Page and application data records:
......

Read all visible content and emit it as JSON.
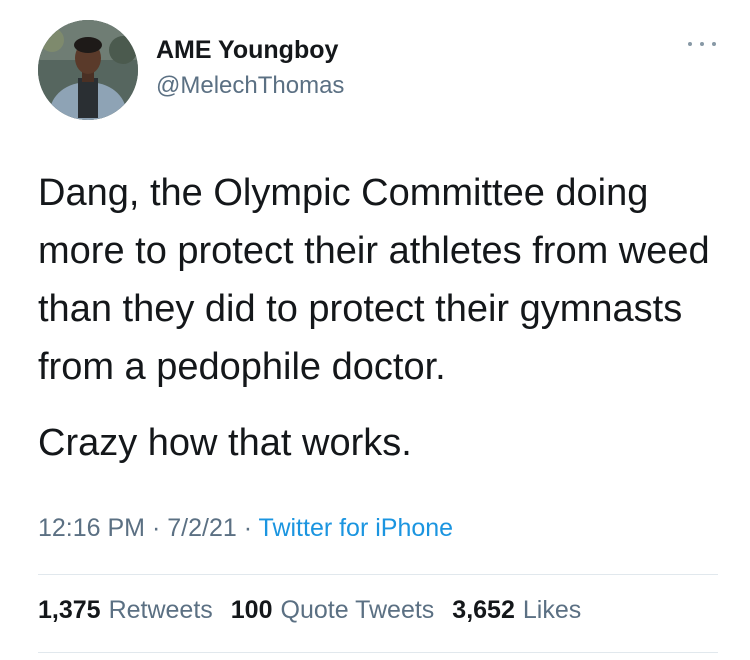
{
  "tweet": {
    "user": {
      "display_name": "AME Youngboy",
      "handle": "@MelechThomas"
    },
    "more_icon": "ellipsis-icon",
    "text_paragraphs": [
      "Dang, the Olympic Committee doing more to protect their athletes from weed than they did to protect their gymnasts from a pedophile doctor.",
      "Crazy how that works."
    ],
    "time": "12:16 PM",
    "date": "7/2/21",
    "source": "Twitter for iPhone",
    "separator": "·",
    "stats": {
      "retweets_count": "1,375",
      "retweets_label": "Retweets",
      "quotes_count": "100",
      "quotes_label": "Quote Tweets",
      "likes_count": "3,652",
      "likes_label": "Likes"
    },
    "colors": {
      "text": "#14171a",
      "secondary": "#5b7083",
      "link": "#1b95e0",
      "divider": "#e1e8ed"
    }
  }
}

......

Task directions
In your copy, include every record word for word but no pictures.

Solution to this task
Read all visible content and emit it as JSON.
{
  "tweet": {
    "user": {
      "display_name": "AME Youngboy",
      "handle": "@MelechThomas"
    },
    "more_icon": "ellipsis-icon",
    "text_paragraphs": [
      "Dang, the Olympic Committee doing more to protect their athletes from weed than they did to protect their gymnasts from a pedophile doctor.",
      "Crazy how that works."
    ],
    "time": "12:16 PM",
    "date": "7/2/21",
    "source": "Twitter for iPhone",
    "separator": "·",
    "stats": {
      "retweets_count": "1,375",
      "retweets_label": "Retweets",
      "quotes_count": "100",
      "quotes_label": "Quote Tweets",
      "likes_count": "3,652",
      "likes_label": "Likes"
    },
    "colors": {
      "text": "#14171a",
      "secondary": "#5b7083",
      "link": "#1b95e0",
      "divider": "#e1e8ed"
    }
  }
}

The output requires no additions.